Rolling up the red carpet?

It’s a wonder that rugs like those scattered here were ever made. Over months, tiny fingers made so many colorful knots in intricate patterns—and that was after the work of shearing, spinning, and dyeing the wool. 

But the days of the so-called Persian carpet are fading fast. Made in Shiraz, Iran, and elsewhere, carpets have been underfoot of the elite for centuries. In the 15th century, Henry XIII’s court artist, Hans Holbein, painted them to dazzling effect. Today, though, mass-produced varieties are gaining ground, even for Iranians who can afford the real deal. Says one authority on carpets: “People simply are no longer interested in quality.” —Diane Richard, writer, May 31, 2016 

Photo: Newsha Tavakolian forThe New York Times

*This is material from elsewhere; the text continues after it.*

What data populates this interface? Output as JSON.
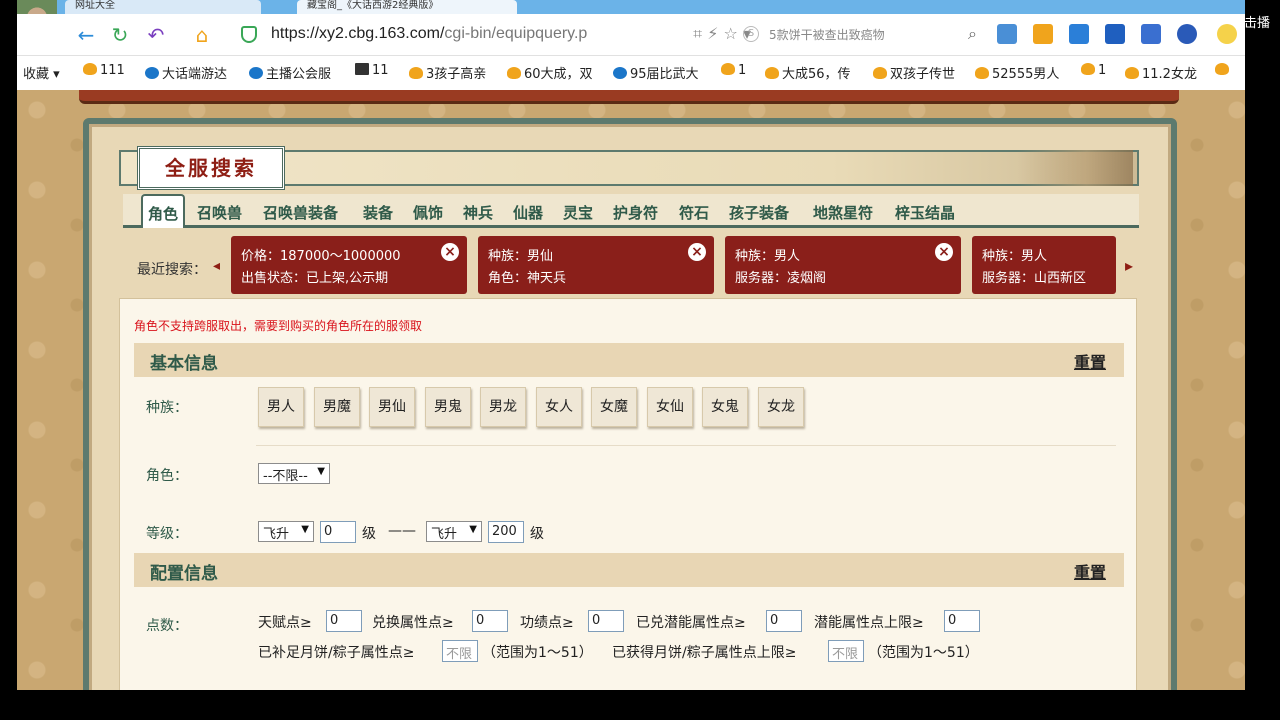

News source: Thomas Erdbrink, “The Persian Rug May Not Be Long for This World,” The New York Times, May 26, 2016